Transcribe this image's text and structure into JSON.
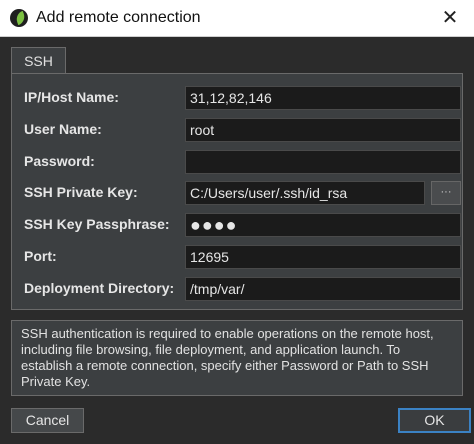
{
  "window": {
    "title": "Add remote connection",
    "close_glyph": "✕",
    "icon": "app-leaf-icon"
  },
  "tabs": [
    {
      "label": "SSH",
      "active": true
    }
  ],
  "form": {
    "ip_host": {
      "label": "IP/Host Name:",
      "value": "31,12,82,146"
    },
    "user_name": {
      "label": "User Name:",
      "value": "root"
    },
    "password": {
      "label": "Password:",
      "value": ""
    },
    "private_key": {
      "label": "SSH Private Key:",
      "value": "C:/Users/user/.ssh/id_rsa",
      "browse_label": "···"
    },
    "passphrase": {
      "label": "SSH Key Passphrase:",
      "value": "●●●●"
    },
    "port": {
      "label": "Port:",
      "value": "12695"
    },
    "deploy_dir": {
      "label": "Deployment Directory:",
      "value": "/tmp/var/"
    }
  },
  "info_text": "SSH authentication is required to enable operations on the remote host, including file browsing, file deployment, and application launch. To establish a remote connection, specify either Password or Path to SSH Private Key.",
  "buttons": {
    "cancel": "Cancel",
    "ok": "OK"
  },
  "colors": {
    "background": "#2b2b2b",
    "panel": "#3c3f41",
    "field": "#1b1b1b",
    "accent_focus": "#3b82c4",
    "brand_green": "#7cc142"
  }
}
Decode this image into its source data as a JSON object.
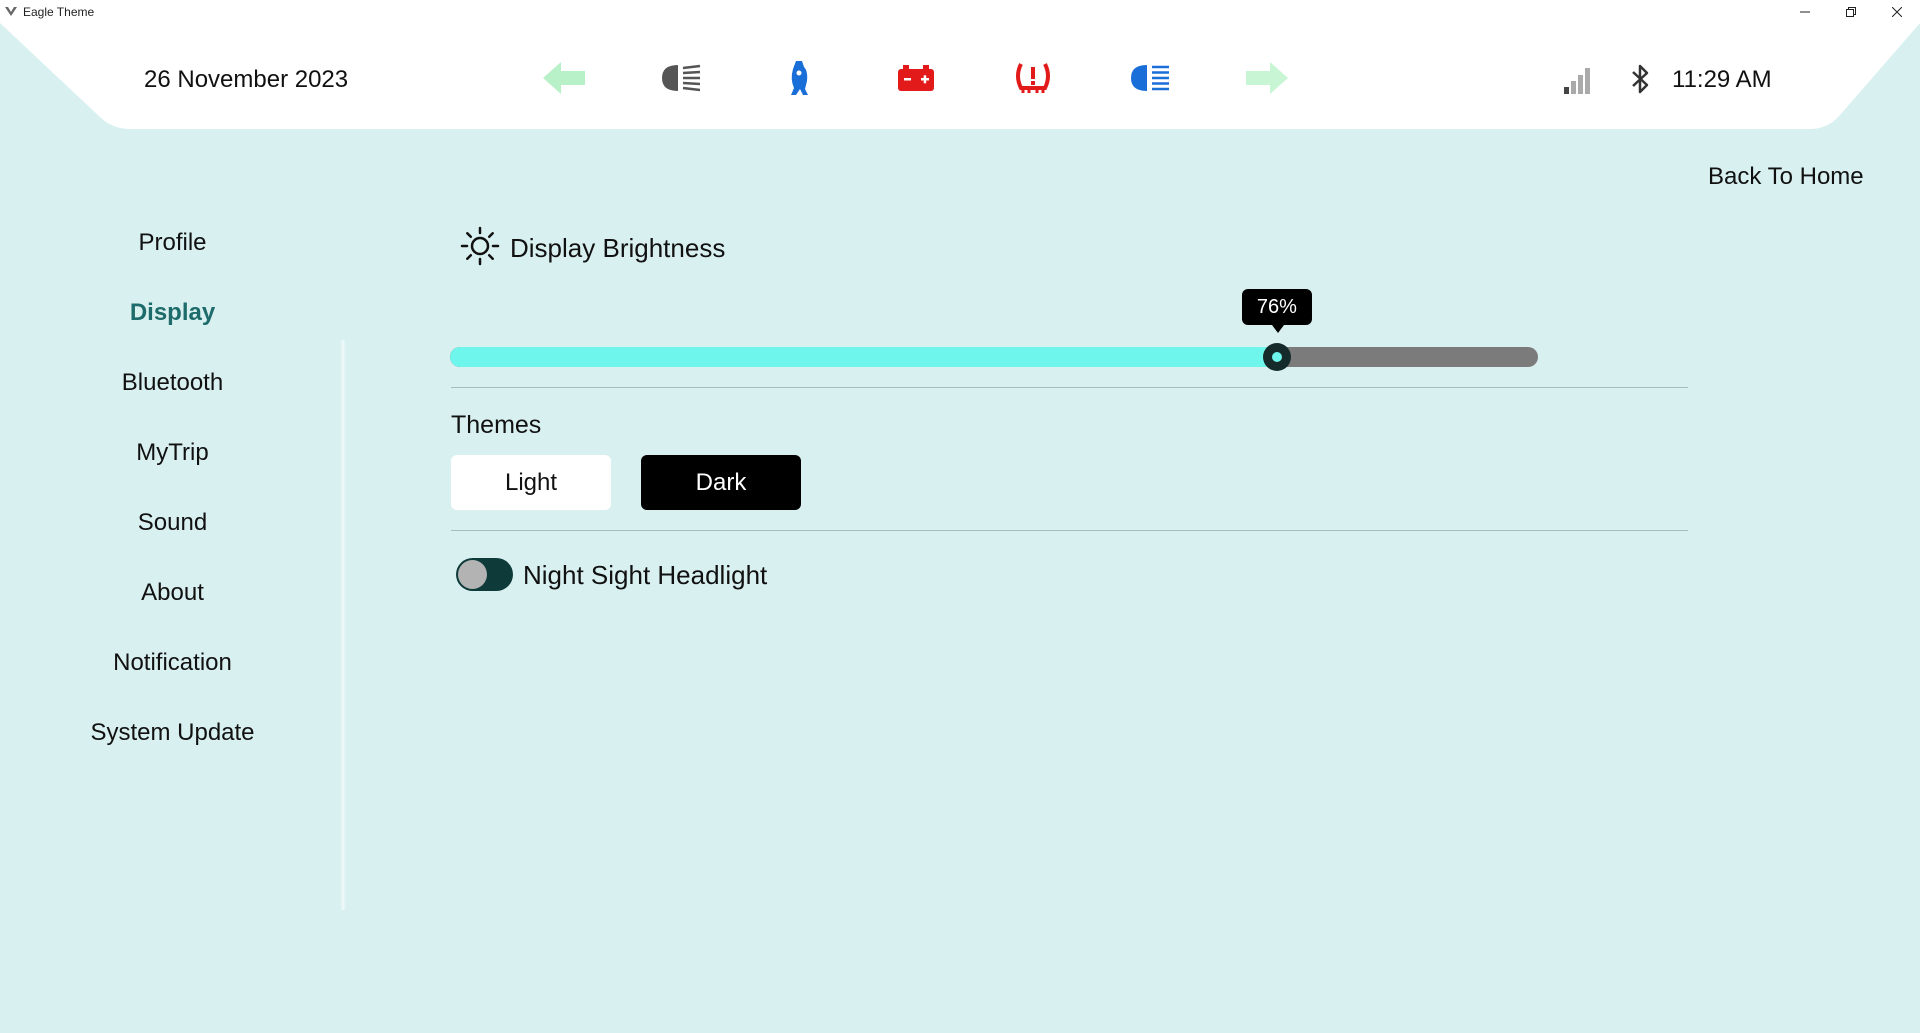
{
  "window": {
    "title": "Eagle Theme",
    "controls": [
      "minimize-icon",
      "restore-icon",
      "close-icon"
    ]
  },
  "header": {
    "date": "26 November 2023",
    "time": "11:29 AM",
    "indicators": [
      {
        "icon": "left-turn-signal-icon",
        "color": "#b8f0c8"
      },
      {
        "icon": "low-beam-headlight-icon",
        "color": "#555555"
      },
      {
        "icon": "kickstand-warning-icon",
        "color": "#1a6ed8"
      },
      {
        "icon": "battery-warning-icon",
        "color": "#e21a1a"
      },
      {
        "icon": "tire-pressure-warning-icon",
        "color": "#e21a1a"
      },
      {
        "icon": "high-beam-headlight-icon",
        "color": "#1a6ed8"
      },
      {
        "icon": "right-turn-signal-icon",
        "color": "#c8f5d4"
      }
    ],
    "status_icons": [
      "signal-strength-icon",
      "bluetooth-icon"
    ]
  },
  "back_home": "Back To Home",
  "sidebar": {
    "items": [
      {
        "label": "Profile",
        "active": false
      },
      {
        "label": "Display",
        "active": true
      },
      {
        "label": "Bluetooth",
        "active": false
      },
      {
        "label": "MyTrip",
        "active": false
      },
      {
        "label": "Sound",
        "active": false
      },
      {
        "label": "About",
        "active": false
      },
      {
        "label": "Notification",
        "active": false
      },
      {
        "label": "System Update",
        "active": false
      }
    ]
  },
  "display": {
    "brightness_title": "Display Brightness",
    "brightness_value": 76,
    "brightness_label": "76%",
    "themes_label": "Themes",
    "theme_light": "Light",
    "theme_dark": "Dark",
    "selected_theme": "Dark",
    "night_sight_label": "Night Sight Headlight",
    "night_sight_enabled": false
  },
  "colors": {
    "background": "#d9f0f0",
    "accent": "#6ef5ec",
    "active_nav": "#1e6b6b"
  }
}
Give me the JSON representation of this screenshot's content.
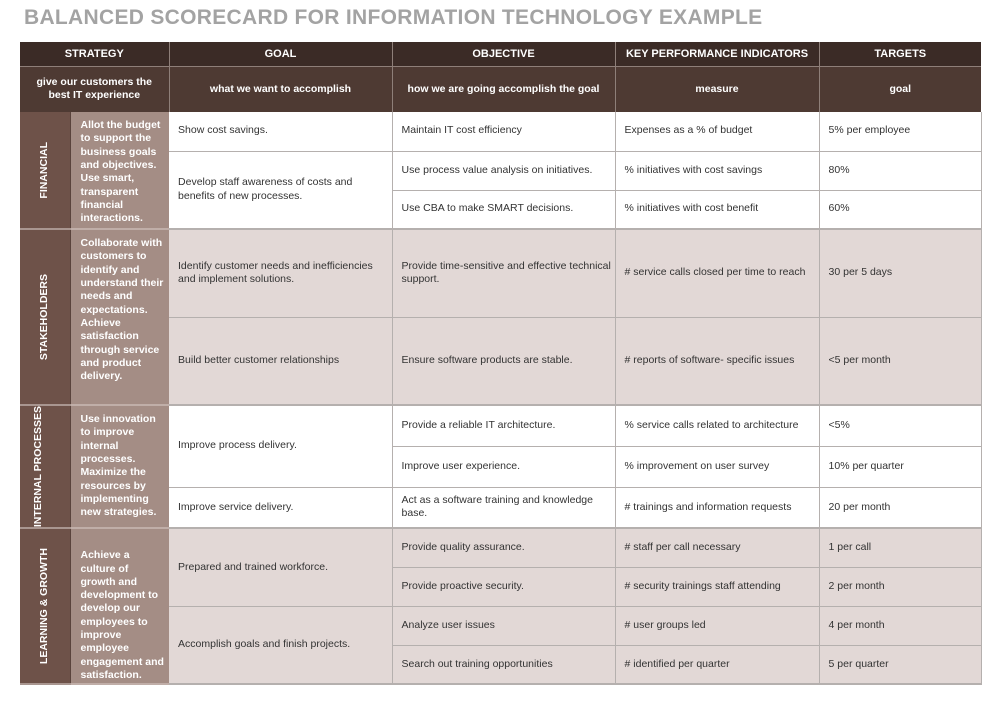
{
  "title": "BALANCED SCORECARD FOR INFORMATION TECHNOLOGY EXAMPLE",
  "colors": {
    "header_bg": "#3b2b26",
    "subheader_bg": "#4e3a33",
    "perspective_bg": "#6e5249",
    "strategy_bg": "#a48d85",
    "row_alt_bg": "#e2d8d6",
    "title_color": "#a3a3a3"
  },
  "headers": {
    "strategy": "STRATEGY",
    "goal": "GOAL",
    "objective": "OBJECTIVE",
    "kpi": "KEY PERFORMANCE INDICATORS",
    "targets": "TARGETS"
  },
  "subheaders": {
    "strategy": "give our customers the best IT experience",
    "goal": "what we want to accomplish",
    "objective": "how we are going accomplish the goal",
    "kpi": "measure",
    "targets": "goal"
  },
  "sections": [
    {
      "perspective": "FINANCIAL",
      "strategy": "Allot the budget to support the business goals and objectives. Use smart, transparent financial interactions.",
      "goals": [
        "Show cost savings.",
        "Develop staff awareness of costs and benefits of new processes."
      ],
      "rows": [
        {
          "objective": "Maintain IT cost efficiency",
          "kpi": "Expenses as a % of budget",
          "target": "5% per employee"
        },
        {
          "objective": "Use process value analysis on initiatives.",
          "kpi": "% initiatives with cost savings",
          "target": "80%"
        },
        {
          "objective": "Use CBA to make SMART decisions.",
          "kpi": "% initiatives with cost benefit",
          "target": "60%"
        }
      ]
    },
    {
      "perspective": "STAKEHOLDERS",
      "strategy": "Collaborate with customers to identify and understand their needs and expectations. Achieve satisfaction through service and product delivery.",
      "goals": [
        "Identify customer needs and inefficiencies and implement solutions.",
        "Build better customer relationships"
      ],
      "rows": [
        {
          "objective": "Provide time-sensitive and  effective technical support.",
          "kpi": "# service calls closed per time to reach",
          "target": "30 per 5 days"
        },
        {
          "objective": "Ensure software products are stable.",
          "kpi": "# reports of software- specific issues",
          "target": "<5 per month"
        }
      ]
    },
    {
      "perspective": "INTERNAL PROCESSES",
      "strategy": "Use innovation to improve internal processes. Maximize the resources by implementing new strategies.",
      "goals": [
        "Improve process delivery.",
        "Improve service delivery."
      ],
      "rows": [
        {
          "objective": "Provide a reliable IT architecture.",
          "kpi": "% service calls related to architecture",
          "target": "<5%"
        },
        {
          "objective": "Improve user experience.",
          "kpi": "% improvement on user survey",
          "target": "10% per quarter"
        },
        {
          "objective": "Act as a software training and knowledge base.",
          "kpi": "# trainings and information requests",
          "target": "20 per month"
        }
      ]
    },
    {
      "perspective": "LEARNING & GROWTH",
      "strategy": "Achieve a culture of growth and development to develop our employees to improve employee engagement and satisfaction.",
      "goals": [
        "Prepared and trained workforce.",
        "Accomplish goals and finish projects."
      ],
      "rows": [
        {
          "objective": "Provide quality assurance.",
          "kpi": "# staff per call necessary",
          "target": "1 per call"
        },
        {
          "objective": "Provide proactive security.",
          "kpi": "# security trainings staff attending",
          "target": "2 per month"
        },
        {
          "objective": "Analyze user issues",
          "kpi": "# user groups led",
          "target": "4 per month"
        },
        {
          "objective": "Search out training opportunities",
          "kpi": "# identified per quarter",
          "target": "5 per quarter"
        }
      ]
    }
  ]
}
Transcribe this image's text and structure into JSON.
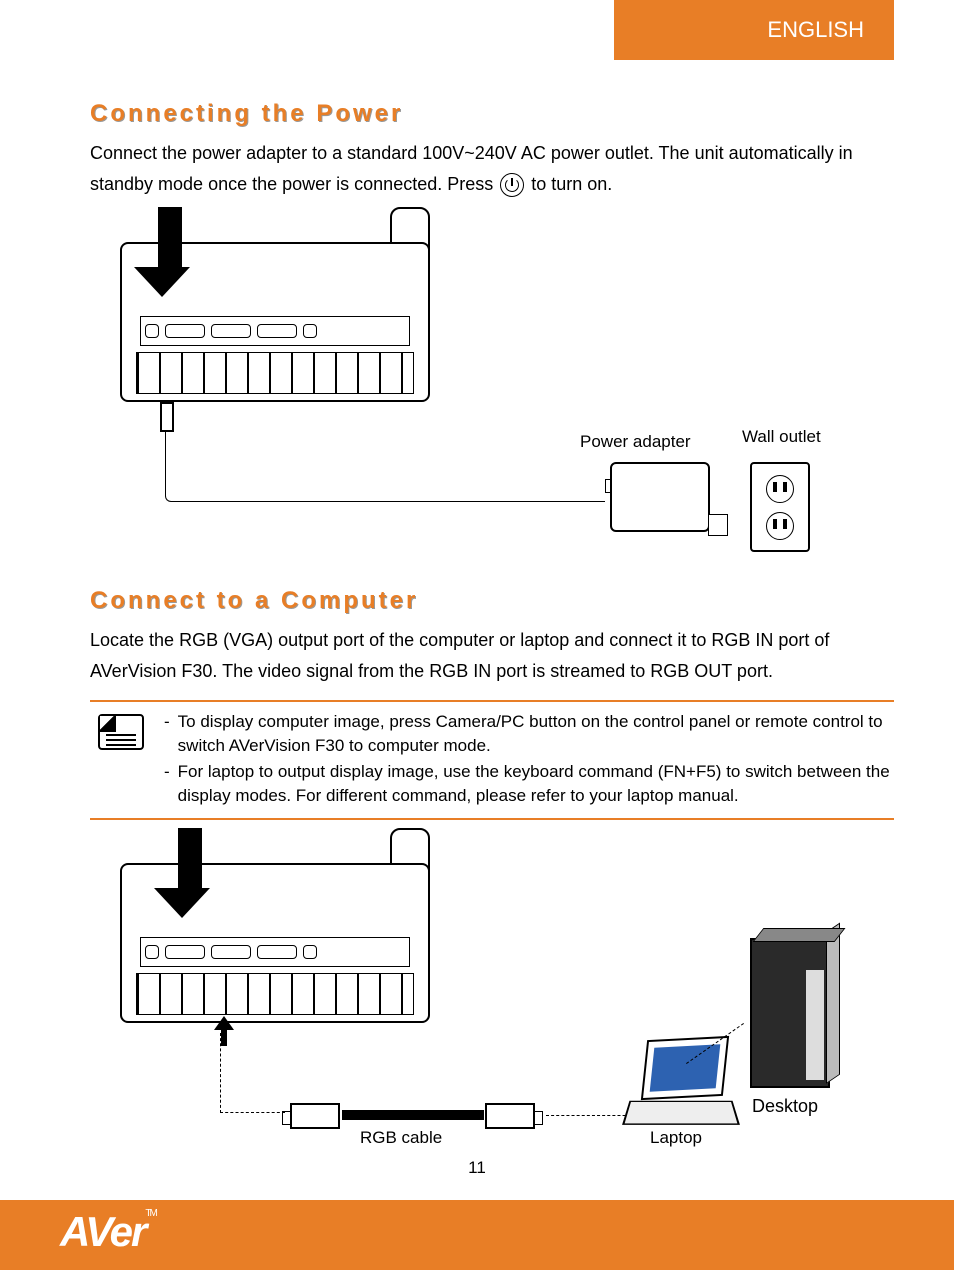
{
  "language_tab": "ENGLISH",
  "section1": {
    "title": "Connecting the Power",
    "para_before": "Connect the power adapter to a standard 100V~240V AC power outlet. The unit automatically in standby mode once the power is connected. Press ",
    "para_after": " to turn on.",
    "label_adapter": "Power adapter",
    "label_outlet": "Wall outlet"
  },
  "section2": {
    "title": "Connect to a Computer",
    "para": "Locate the RGB (VGA) output port of the computer or laptop and connect it to RGB IN port of AVerVision F30. The video signal from the RGB IN port is streamed to RGB OUT port.",
    "notes": [
      "To display computer image, press Camera/PC button on the control panel or remote control to switch AVerVision F30 to computer mode.",
      "For laptop to output display image, use the keyboard command (FN+F5) to switch between the display modes. For different command, please refer to your laptop manual."
    ],
    "label_rgb": "RGB cable",
    "label_laptop": "Laptop",
    "label_desktop": "Desktop"
  },
  "page_number": "11",
  "logo": {
    "text": "AVer",
    "tm": "TM"
  }
}
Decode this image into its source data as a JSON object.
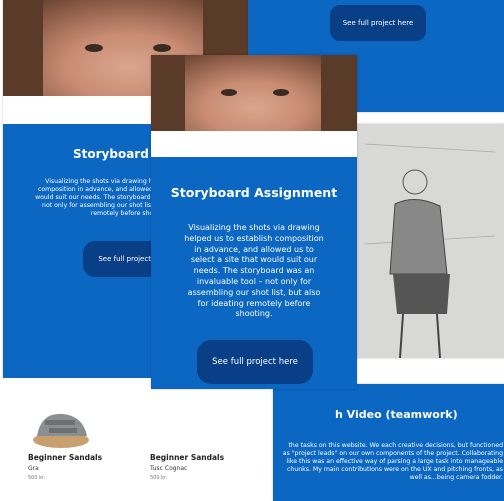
{
  "cards": {
    "top_right_button": "See full project here",
    "left": {
      "title": "Storyboard Assi",
      "body": "Visualizing the shots via drawing helped us to establish composition in advance, and allowed us to select a site that would suit our needs. The storyboard was an invaluable tool – not only for assembling our shot list, but also for ideating remotely before shooting.",
      "button": "See full project h"
    },
    "center": {
      "title": "Storyboard Assignment",
      "body": "Visualizing the shots via drawing helped us to establish composition in advance, and allowed us to select a site that would suit our needs. The storyboard was an invaluable tool – not only for assembling our shot list, but also for ideating remotely before shooting.",
      "button": "See full project here"
    },
    "bottom_right": {
      "title": "h Video (teamwork)",
      "body": "the tasks on this website. We each creative decisions, but functioned as \"project leads\" on our own components of the project. Collaborating like this was an effective way of parsing a large task into manageable chunks. My main contributions were on the UX and pitching fronts, as well as...being camera fodder."
    }
  },
  "shop": {
    "product1": {
      "name": "Beginner Sandals",
      "color": "Gra",
      "price": "500 kr."
    },
    "product2": {
      "name": "Beginner Sandals",
      "color": "Tusc Cognac",
      "price": "500 kr."
    }
  }
}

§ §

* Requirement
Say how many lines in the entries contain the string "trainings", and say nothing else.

* Finished task
2